Creatine Expands its Credentials
Dwayne N. Jackson, PhD
Creatine has stood the test of time and maintained scientific prowess better than any other muscle-building supplement on the market. Synthesized from arginine, methionine, and glycine in the liver and found in high concentrations in meat and fish, creatine has been the #1 muscle-building supplement used by strength and power athletes for over 25 years! Creatine is rapidly taken up by skeletal muscle where it provides much-needed high-energy creatine phosphate to supply muscles with the substrates that form ATP (energy for contraction). In the end, elevated creatine stores in muscle endorse dramatic increases in strength and power during explosive and extended performances— with less time needed for rest.
Although its laundry list of science-backed benefits seems pretty comprehensive, recent research provides new evidence that creatine positively impacts vascular control and vascular growth; thus providing another mechanism by which creatine supports physiological adaptations that may improve performance. In this study, published in Nutrition Journal, 40 healthy and active males took a typical loading dose of creatine monohydrate, by ingesting 5g of creatine, 4 times throughout the day (20 g/day total), for 1 week. The researchers took blood, made anthropometric (body) measurements, and evaluated microvascular control (in skin) and microvascular density (number of capillaries).

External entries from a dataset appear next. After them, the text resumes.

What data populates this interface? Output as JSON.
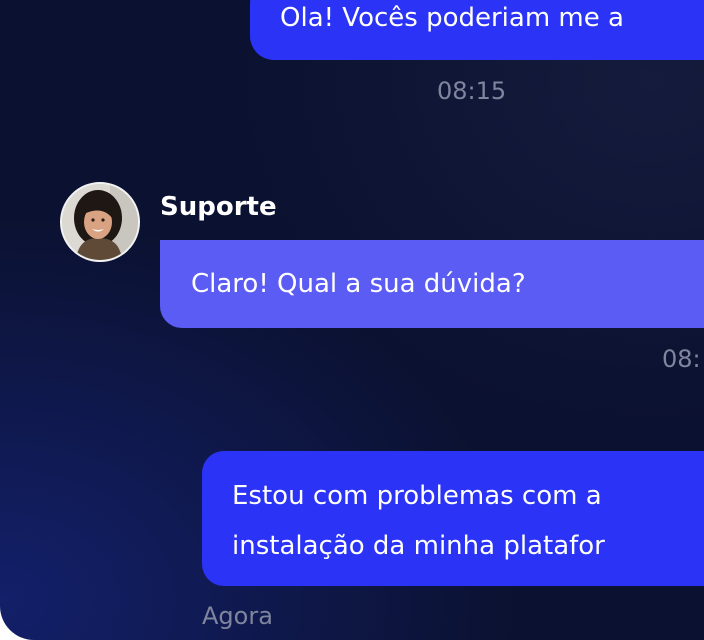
{
  "chat": {
    "messages": [
      {
        "sender": "user",
        "lines": [
          "Ola! Vocês poderiam me a"
        ],
        "time": "08:15"
      },
      {
        "sender": "support",
        "sender_name": "Suporte",
        "lines": [
          "Claro! Qual a sua dúvida?"
        ],
        "time": "08:"
      },
      {
        "sender": "user",
        "lines": [
          "Estou com problemas com a",
          "instalação da minha platafor"
        ],
        "time": "Agora"
      }
    ]
  },
  "colors": {
    "background": "#0b1130",
    "user_bubble": "#2b33f7",
    "support_bubble": "#5b5cf4",
    "timestamp": "#7f859d"
  },
  "icons": {
    "avatar": "support-agent-avatar"
  }
}
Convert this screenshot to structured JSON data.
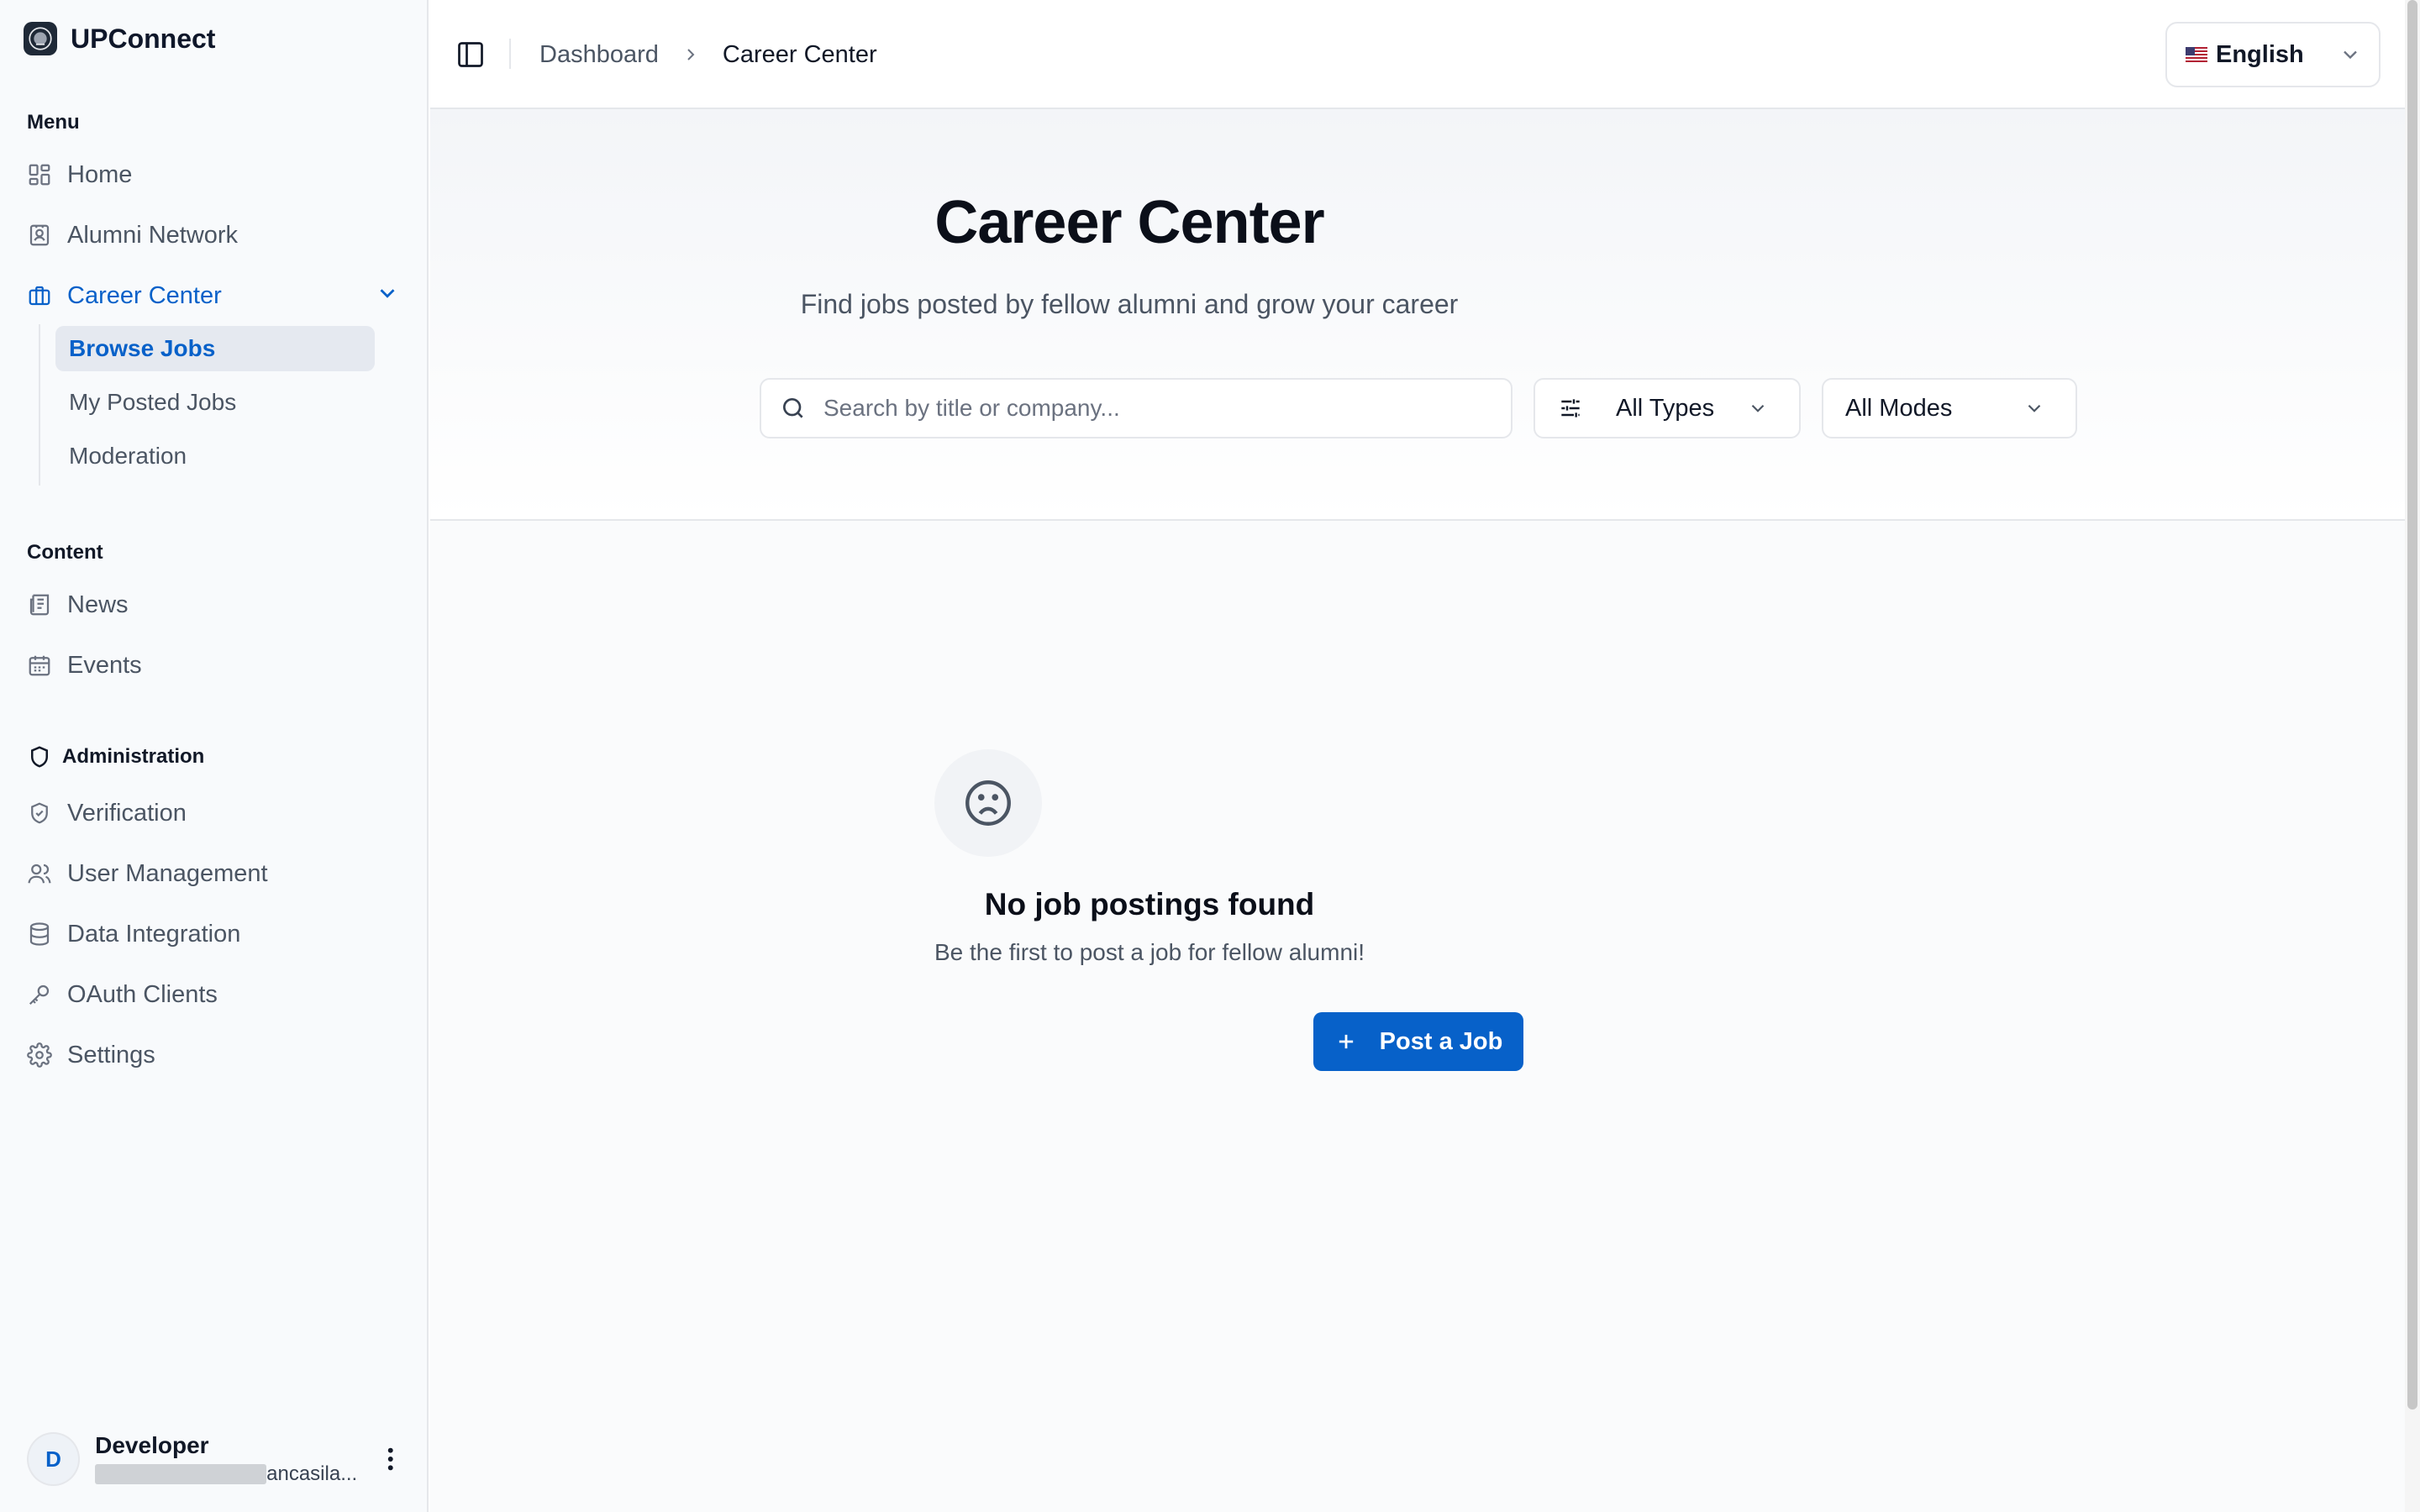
{
  "brand": {
    "name": "UPConnect",
    "logo_icon": "university-seal-icon"
  },
  "sidebar": {
    "menu_label": "Menu",
    "menu_items": [
      {
        "label": "Home",
        "icon": "grid-icon"
      },
      {
        "label": "Alumni Network",
        "icon": "contact-card-icon"
      },
      {
        "label": "Career Center",
        "icon": "briefcase-icon",
        "active": true
      }
    ],
    "career_sub_items": [
      {
        "label": "Browse Jobs",
        "active": true
      },
      {
        "label": "My Posted Jobs"
      },
      {
        "label": "Moderation"
      }
    ],
    "content_label": "Content",
    "content_items": [
      {
        "label": "News",
        "icon": "newspaper-icon"
      },
      {
        "label": "Events",
        "icon": "calendar-icon"
      }
    ],
    "admin_label": "Administration",
    "admin_items": [
      {
        "label": "Verification",
        "icon": "shield-check-icon"
      },
      {
        "label": "User Management",
        "icon": "users-icon"
      },
      {
        "label": "Data Integration",
        "icon": "database-icon"
      },
      {
        "label": "OAuth Clients",
        "icon": "key-icon"
      },
      {
        "label": "Settings",
        "icon": "gear-icon"
      }
    ],
    "user": {
      "initial": "D",
      "name": "Developer",
      "email_visible": "ancasila..."
    }
  },
  "header": {
    "breadcrumb": [
      "Dashboard",
      "Career Center"
    ],
    "language": "English"
  },
  "hero": {
    "title": "Career Center",
    "subtitle": "Find jobs posted by fellow alumni and grow your career",
    "search_placeholder": "Search by title or company...",
    "type_filter": "All Types",
    "mode_filter": "All Modes"
  },
  "empty_state": {
    "icon": "sad-face-icon",
    "title": "No job postings found",
    "description": "Be the first to post a job for fellow alumni!",
    "button_label": "Post a Job"
  },
  "colors": {
    "accent": "#0761c9",
    "sidebar_bg": "#f8fafc",
    "active_sub_bg": "#e5e9f0",
    "text_muted": "#4b5563"
  }
}
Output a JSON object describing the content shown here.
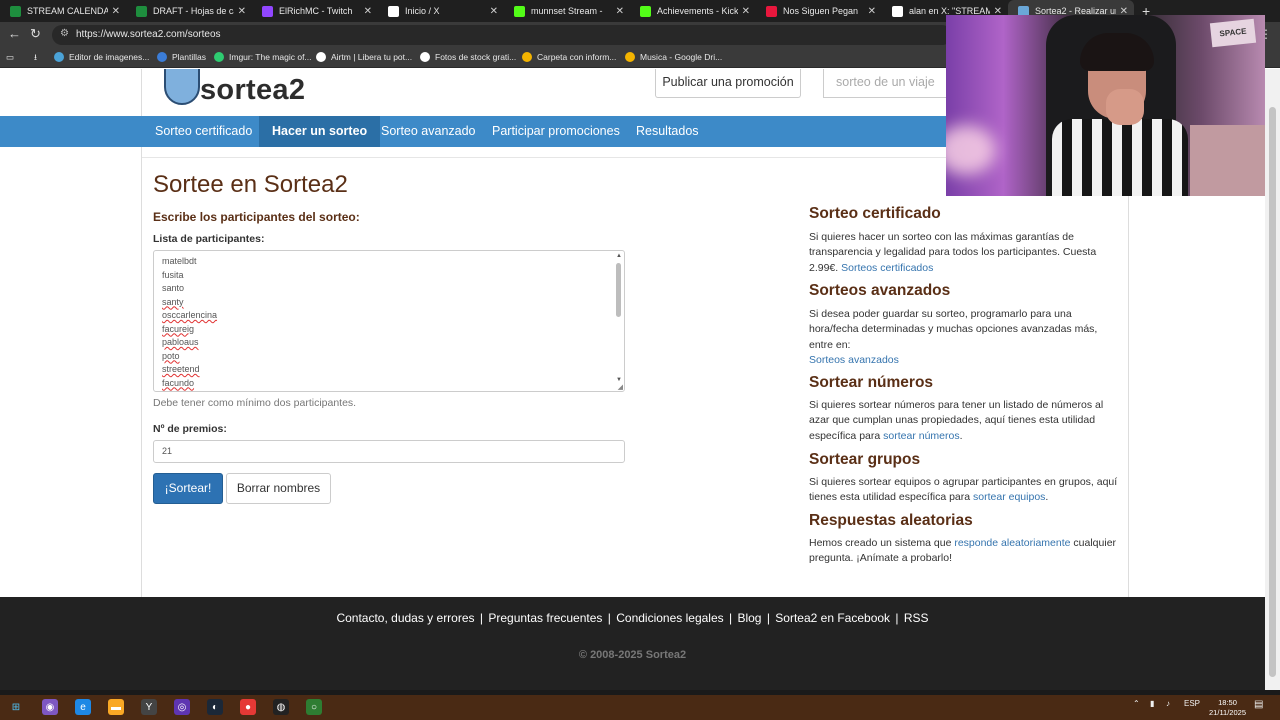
{
  "browser": {
    "tabs": [
      {
        "label": "STREAM CALENDAR - H",
        "color": "#1e8e3e",
        "active": false
      },
      {
        "label": "DRAFT - Hojas de cálcul",
        "color": "#1e8e3e",
        "active": false
      },
      {
        "label": "ElRichMC - Twitch",
        "color": "#9146ff",
        "active": false
      },
      {
        "label": "Inicio / X",
        "color": "#ffffff",
        "active": false
      },
      {
        "label": "munnset Stream -",
        "color": "#53fc18",
        "active": false
      },
      {
        "label": "Achievements - Kick Da",
        "color": "#53fc18",
        "active": false
      },
      {
        "label": "Nos Siguen Pegan",
        "color": "#e8173d",
        "active": false
      },
      {
        "label": "alan en X: \"STREAMER I",
        "color": "#ffffff",
        "active": false
      },
      {
        "label": "Sortea2 - Realizar un so",
        "color": "#6aa7d8",
        "active": true
      }
    ],
    "tab_close": "✕",
    "new_tab": "+",
    "url": "https://www.sortea2.com/sorteos",
    "bookmarks": [
      {
        "label": "Editor de imagenes...",
        "color": "#4ba3d8"
      },
      {
        "label": "Plantillas",
        "color": "#3b7dd8"
      },
      {
        "label": "Imgur: The magic of...",
        "color": "#2ecc71"
      },
      {
        "label": "Airtm | Libera tu pot...",
        "color": "#ffffff"
      },
      {
        "label": "Fotos de stock grati...",
        "color": "#ffffff"
      },
      {
        "label": "Carpeta con inform...",
        "color": "#f4b400"
      },
      {
        "label": "Musica - Google Dri...",
        "color": "#f4b400"
      }
    ]
  },
  "site": {
    "logo_text": "sortea2",
    "publish_button": "Publicar una promoción",
    "search_placeholder": "sorteo de un viaje",
    "nav": [
      {
        "label": "Sorteo certificado",
        "active": false
      },
      {
        "label": "Hacer un sorteo",
        "active": true
      },
      {
        "label": "Sorteo avanzado",
        "active": false
      },
      {
        "label": "Participar promociones",
        "active": false
      },
      {
        "label": "Resultados",
        "active": false
      }
    ]
  },
  "form": {
    "title": "Sortee en Sortea2",
    "subtitle": "Escribe los participantes del sorteo:",
    "participants_label": "Lista de participantes:",
    "participants": [
      "matelbdt",
      "fusita",
      "santo",
      "santy",
      "osccarlencina",
      "facureig",
      "pabloaus",
      "poto",
      "streetend",
      "facundo"
    ],
    "help_text": "Debe tener como mínimo dos participantes.",
    "prizes_label": "Nº de premios:",
    "prizes_value": "21",
    "draw_button": "¡Sortear!",
    "clear_button": "Borrar nombres"
  },
  "sidebar": {
    "certified": {
      "title": "Sorteo certificado",
      "text": "Si quieres hacer un sorteo con las máximas garantías de transparencia y legalidad para todos los participantes. Cuesta 2.99€.",
      "link": "Sorteos certificados"
    },
    "advanced": {
      "title": "Sorteos avanzados",
      "text": "Si desea poder guardar su sorteo, programarlo para una hora/fecha determinadas y muchas opciones avanzadas más, entre en:",
      "link": "Sorteos avanzados"
    },
    "numbers": {
      "title": "Sortear números",
      "text": "Si quieres sortear números para tener un listado de números al azar que cumplan unas propiedades, aquí tienes esta utilidad específica para",
      "link": "sortear números",
      "suffix": "."
    },
    "groups": {
      "title": "Sortear grupos",
      "text": "Si quieres sortear equipos o agrupar participantes en grupos, aquí tienes esta utilidad específica para",
      "link": "sortear equipos",
      "suffix": "."
    },
    "random": {
      "title": "Respuestas aleatorias",
      "text": "Hemos creado un sistema que",
      "link": "responde aleatoriamente",
      "suffix": "cualquier pregunta. ¡Anímate a probarlo!"
    }
  },
  "footer": {
    "links": [
      "Contacto, dudas y errores",
      "Preguntas frecuentes",
      "Condiciones legales",
      "Blog",
      "Sortea2 en Facebook",
      "RSS"
    ],
    "separator": "|",
    "copyright": "© 2008-2025 Sortea2"
  },
  "webcam": {
    "sign_text": "SPACE"
  },
  "taskbar": {
    "lang": "ESP",
    "time": "18:50",
    "date": "21/11/2025"
  }
}
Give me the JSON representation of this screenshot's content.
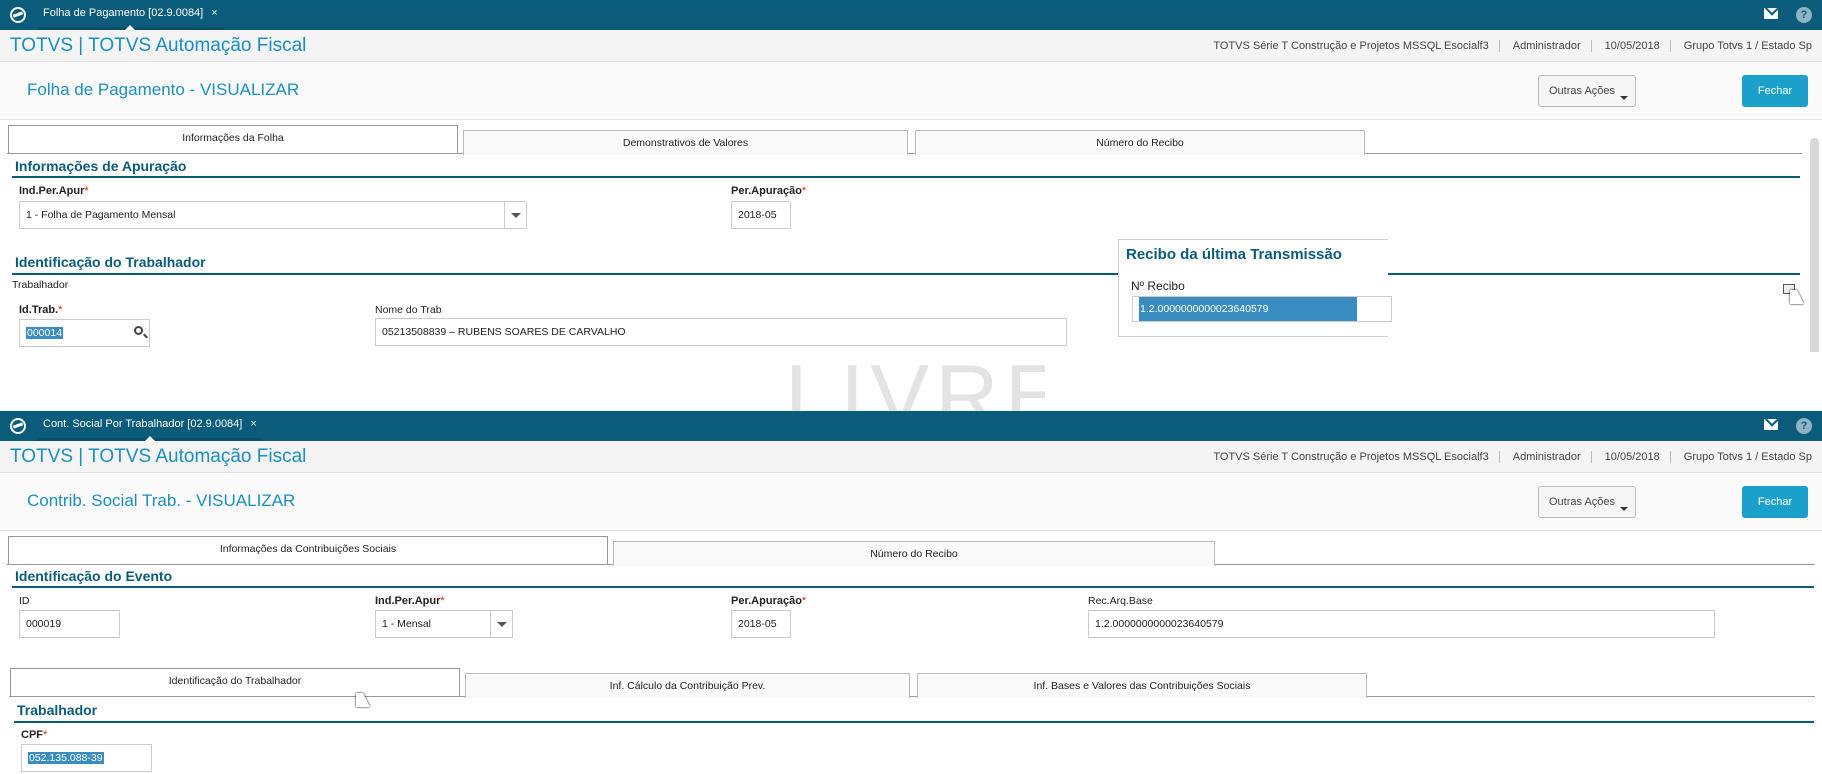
{
  "w1": {
    "tab_label": "Folha de Pagamento [02.9.0084]",
    "tab_close": "×",
    "app_title": "TOTVS | TOTVS Automação Fiscal",
    "header_info": {
      "company": "TOTVS Série T Construção e Projetos MSSQL Esocialf3",
      "user": "Administrador",
      "date": "10/05/2018",
      "group": "Grupo Totvs 1 / Estado Sp"
    },
    "page_title": "Folha de Pagamento - VISUALIZAR",
    "btn_outras": "Outras Ações",
    "btn_fechar": "Fechar",
    "tabs": [
      "Informações da Folha",
      "Demonstrativos de Valores",
      "Número do Recibo"
    ],
    "section1": "Informações de Apuração",
    "ind_per_apur_label": "Ind.Per.Apur",
    "ind_per_apur_value": "1 - Folha de Pagamento Mensal",
    "per_apuracao_label": "Per.Apuração",
    "per_apuracao_value": "2018-05",
    "section2": "Identificação do Trabalhador",
    "trabalhador_label": "Trabalhador",
    "id_trab_label": "Id.Trab.",
    "id_trab_value": "000014",
    "nome_trab_label": "Nome do Trab",
    "nome_trab_value": "05213508839 – RUBENS SOARES DE CARVALHO",
    "recibo_title": "Recibo da última Transmissão",
    "recibo_label": "Nº Recibo",
    "recibo_value": "1.2.0000000000023640579",
    "required_mark": "*"
  },
  "watermark": "LIVRE",
  "w2": {
    "tab_label": "Cont. Social Por Trabalhador [02.9.0084]",
    "tab_close": "×",
    "app_title": "TOTVS | TOTVS Automação Fiscal",
    "header_info": {
      "company": "TOTVS Série T Construção e Projetos MSSQL Esocialf3",
      "user": "Administrador",
      "date": "10/05/2018",
      "group": "Grupo Totvs 1 / Estado Sp"
    },
    "page_title": "Contrib. Social Trab. - VISUALIZAR",
    "btn_outras": "Outras Ações",
    "btn_fechar": "Fechar",
    "tabs": [
      "Informações da Contribuições Sociais",
      "Número do Recibo"
    ],
    "section1": "Identificação do Evento",
    "id_label": "ID",
    "id_value": "000019",
    "ind_per_apur_label": "Ind.Per.Apur",
    "ind_per_apur_value": "1 - Mensal",
    "per_apuracao_label": "Per.Apuração",
    "per_apuracao_value": "2018-05",
    "rec_arq_label": "Rec.Arq.Base",
    "rec_arq_value": "1.2.0000000000023640579",
    "subtabs": [
      "Identificação do Trabalhador",
      "Inf. Cálculo da Contribuição Prev.",
      "Inf. Bases e Valores das Contribuições Sociais"
    ],
    "section2": "Trabalhador",
    "cpf_label": "CPF",
    "cpf_value": "052.135.088-39",
    "required_mark": "*"
  },
  "colors": {
    "titlebar": "#0b5c7a",
    "accent": "#1ba0cc",
    "section": "#0b5c7a",
    "required": "#d11"
  },
  "icons": [
    "totvs-logo-icon",
    "mail-icon",
    "help-icon",
    "search-icon",
    "dropdown-arrow-icon",
    "print-icon",
    "mouse-cursor-icon"
  ]
}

It was reported that oral creatine monohydrate supplementation improves systemic endothelial-dependent microvascular reactivity—-meaning that creatine loading promotes increased vasodilation and blood flow throughout the body. More remarkably, supplementation also modestly increased functional capillary density (i.e., improved the number of small blood vessels with blood flowing through them)—- which increases the exchange of nutrients and metabolites in active tissues. The “icing on the cake” was that blood pressure was also reduced after the supplementation.
ACTION POINT: The main caveat to this study is that vascular measurements were made in human skin. Although this may seem to limit the translation of the results to skeletal muscle and performance, the data presented are consistent with skeletal muscle adaptations generally noted with creatine supplementation.
Although creatine monohydrate dosing is body weight and tolerance dependent, a good starting point is to first complete a loading phase of 5g, 4 to 6 times per day for a week. After a week take 5 g 30 minutes before and immediately after training. On rest days take 5 grams with breakfast and 5 grams later in the day.
Moraes Rd, Van Bavel D, Moraes BS, Tibiriçá E. Effects of dietary creatine supplementation on systemic microvascular density and reactivity in healthy young adults. Nutr J. 2014 Dec 15;13(1):115.